A wand has been waved, showering fairy dust over the old Richmond RSL Sub-branch hall kitchen – a mish mash of cast-off cupboards, donated tables and narrow benches - transforming it into a gleaming cream and stainless steel showpiece.
The launch of the new kitchen was a matter for huge celebration on Wednesday, March 15 by the Walers RSL Day Club, who use the hall weekly and applied for the grant for it from the Department of Veterans Affairs.
Macquarie MP Susan Templeman was there as well as two representatives from the Department of Veterans’ Affairs and Robyn Preston from Hawkesbury MP Dominic Perrottet’s office, as volunteers in the new kitchen churned out food for the 70 people who came.

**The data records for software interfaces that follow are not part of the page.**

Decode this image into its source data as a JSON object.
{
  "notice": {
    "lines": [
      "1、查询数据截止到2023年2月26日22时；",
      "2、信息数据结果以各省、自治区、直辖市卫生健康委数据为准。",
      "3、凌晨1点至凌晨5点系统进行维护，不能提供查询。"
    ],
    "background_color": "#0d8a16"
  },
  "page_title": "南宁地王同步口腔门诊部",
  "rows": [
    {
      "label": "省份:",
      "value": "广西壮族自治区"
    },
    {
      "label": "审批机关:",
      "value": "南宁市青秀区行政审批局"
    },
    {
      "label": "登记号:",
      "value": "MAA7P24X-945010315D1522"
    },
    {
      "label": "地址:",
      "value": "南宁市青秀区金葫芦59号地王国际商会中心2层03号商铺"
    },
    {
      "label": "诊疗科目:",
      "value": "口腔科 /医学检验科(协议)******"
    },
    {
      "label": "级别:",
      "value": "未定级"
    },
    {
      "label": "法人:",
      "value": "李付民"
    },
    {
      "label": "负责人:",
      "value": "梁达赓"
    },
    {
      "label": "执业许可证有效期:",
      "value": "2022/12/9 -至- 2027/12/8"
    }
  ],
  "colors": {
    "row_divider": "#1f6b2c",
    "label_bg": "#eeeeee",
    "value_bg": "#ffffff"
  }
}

Volunteers Jann Dewsnap, Tracey Kelleher and Steve Constantine showed the Gazette the new facilities. Not only was the room now lined with cream cupboards, and shiny cream-patterned laminex benches, but there is now a ceiling, complete with downlights, a rangehood over the stove, a central ceiling fan, air conditioner, blinds on the windows, glass splashbacks, new lino, microwave, multi-level serving trolley and new saucepans, plates, bowls and cutlery.
The grant of almost $39,000 allowed the complete makeover of the kitchen, which churns out hot meals every Wednesday for the 52 members of the Day Club.
Ms Dewsnap commented at the launch that without the grant from Veterans Affairs, it would have meant “an awful lot of Bunnings barbecues” to raise the money for the kitchen.
Ms Templeman in her speech said she felt guilty for helping launch the kitchen “as I’m not the one who does the cooking in our house”. She said the Walers was “one of those key under-appreciated groups in our community” explaining it was now well known that “social connectivity was the lifeblood of a healthy community”.
“It’s a miserable wet day yet the place is packed,” she said. “That just shows how important it is.”
President of Richmond RSL Sub-branch Ron Gray got up and said he loves coming in on a Wednesday when the Walers are there. “There’s always someone doing something for someone here,” he said. “It’s a joy to be here.”
Member John Briggs, 95, a WWII RAAF veteran who was there when the Japanese surrendered at the Battle of Morotai in Indonesia, pulled down the red ribbon in the kitchen doorway to officially open it.
Maryanne Steinman, the community support adviser for the Department of Veterans Affairs explained why the Walers club was so popular. “It’s one of the most modern progressive day clubs in the state,” she said. “They’re all computer literate, go on outings once a month, do quizzes, seated exercises, games and bingo. For a lot of the members this is their only social contact and for some their only hot meal for the week.”
She said another critical factor was access to the Sub-branch’s bus which enables Mr Constantine to go around and pick up the 15-18 members who couldn’t get there on their own.
Ms Dewsnap said most club members were in their 80s and 90s and most of them were women. The club is open to all senior members in the community. If you are interested in joining, volunteering or finding out more contact Ms Dewsnap on 0402 177 327.